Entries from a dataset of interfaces
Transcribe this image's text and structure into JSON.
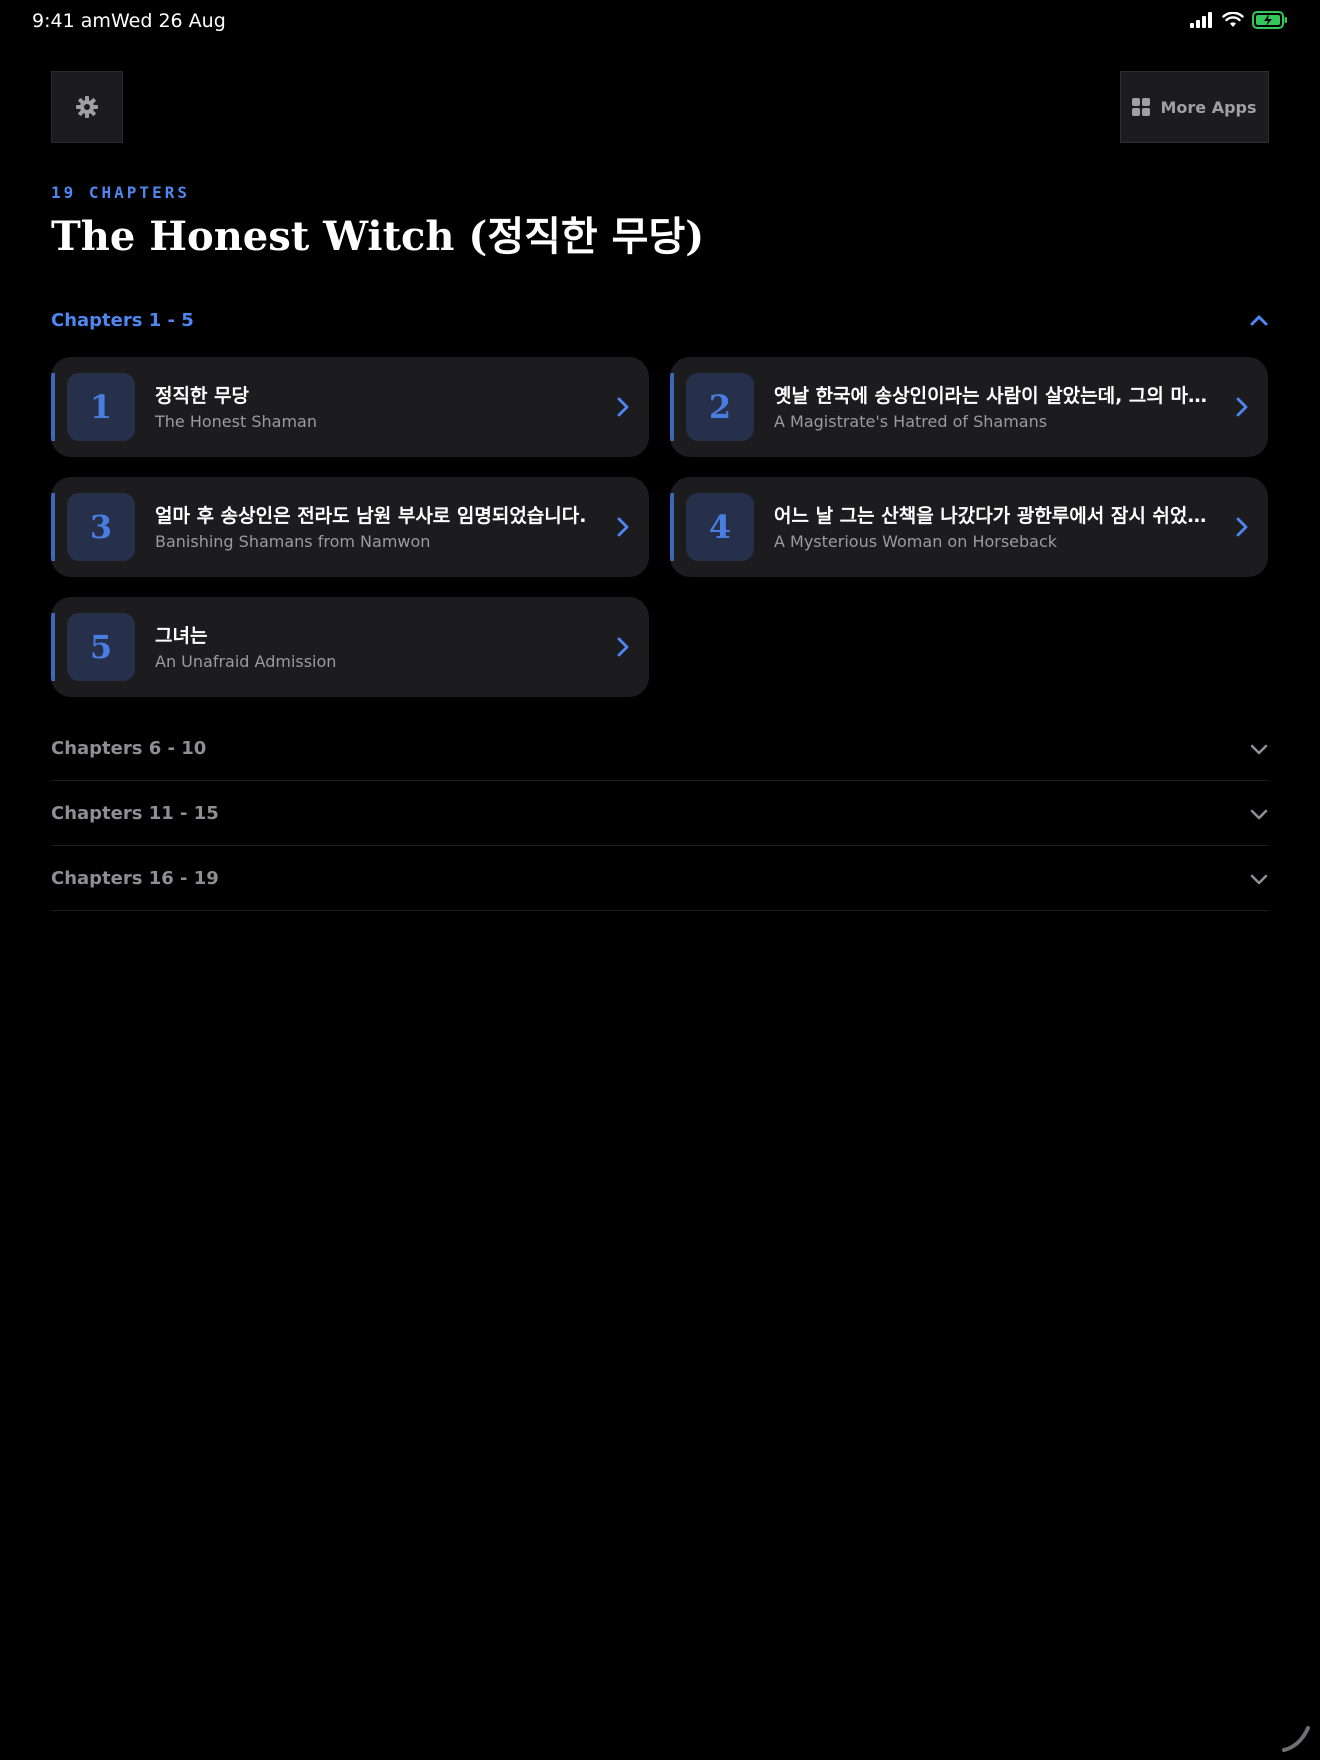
{
  "status_bar": {
    "time": "9:41 am",
    "date": "Wed 26 Aug",
    "icons": [
      "cellular-signal-icon",
      "wifi-icon",
      "battery-charging-icon"
    ]
  },
  "toolbar": {
    "settings_icon": "gear-icon",
    "more_apps_label": "More Apps",
    "more_apps_icon": "grid-icon"
  },
  "header": {
    "chapter_count": "19 CHAPTERS",
    "title": "The Honest Witch (정직한 무당)"
  },
  "sections": [
    {
      "label": "Chapters 1 - 5",
      "expanded": true,
      "chapters": [
        {
          "number": "1",
          "korean": "정직한 무당",
          "english": "The Honest Shaman"
        },
        {
          "number": "2",
          "korean": "옛날 한국에 송상인이라는 사람이 살았는데, 그의 마…",
          "english": "A Magistrate's Hatred of Shamans"
        },
        {
          "number": "3",
          "korean": "얼마 후 송상인은 전라도 남원 부사로 임명되었습니다.",
          "english": "Banishing Shamans from Namwon"
        },
        {
          "number": "4",
          "korean": "어느 날 그는 산책을 나갔다가 광한루에서 잠시 쉬었습…",
          "english": "A Mysterious Woman on Horseback"
        },
        {
          "number": "5",
          "korean": "그녀는",
          "english": "An Unafraid Admission"
        }
      ]
    },
    {
      "label": "Chapters 6 - 10",
      "expanded": false
    },
    {
      "label": "Chapters 11 - 15",
      "expanded": false
    },
    {
      "label": "Chapters 16 - 19",
      "expanded": false
    }
  ],
  "colors": {
    "accent": "#4f86f0",
    "background": "#000000",
    "card": "#1c1c1e",
    "muted_text": "#9a9aa0",
    "battery_green": "#34c759"
  }
}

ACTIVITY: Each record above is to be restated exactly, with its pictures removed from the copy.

WRITTEN SOLUTION:
Transcribe this image's text and structure into JSON.
{
  "status_bar": {
    "time": "9:41 am",
    "date": "Wed 26 Aug",
    "icons": [
      "cellular-signal-icon",
      "wifi-icon",
      "battery-charging-icon"
    ]
  },
  "toolbar": {
    "settings_icon": "gear-icon",
    "more_apps_label": "More Apps",
    "more_apps_icon": "grid-icon"
  },
  "header": {
    "chapter_count": "19 CHAPTERS",
    "title": "The Honest Witch (정직한 무당)"
  },
  "sections": [
    {
      "label": "Chapters 1 - 5",
      "expanded": true,
      "chapters": [
        {
          "number": "1",
          "korean": "정직한 무당",
          "english": "The Honest Shaman"
        },
        {
          "number": "2",
          "korean": "옛날 한국에 송상인이라는 사람이 살았는데, 그의 마…",
          "english": "A Magistrate's Hatred of Shamans"
        },
        {
          "number": "3",
          "korean": "얼마 후 송상인은 전라도 남원 부사로 임명되었습니다.",
          "english": "Banishing Shamans from Namwon"
        },
        {
          "number": "4",
          "korean": "어느 날 그는 산책을 나갔다가 광한루에서 잠시 쉬었습…",
          "english": "A Mysterious Woman on Horseback"
        },
        {
          "number": "5",
          "korean": "그녀는",
          "english": "An Unafraid Admission"
        }
      ]
    },
    {
      "label": "Chapters 6 - 10",
      "expanded": false
    },
    {
      "label": "Chapters 11 - 15",
      "expanded": false
    },
    {
      "label": "Chapters 16 - 19",
      "expanded": false
    }
  ],
  "colors": {
    "accent": "#4f86f0",
    "background": "#000000",
    "card": "#1c1c1e",
    "muted_text": "#9a9aa0",
    "battery_green": "#34c759"
  }
}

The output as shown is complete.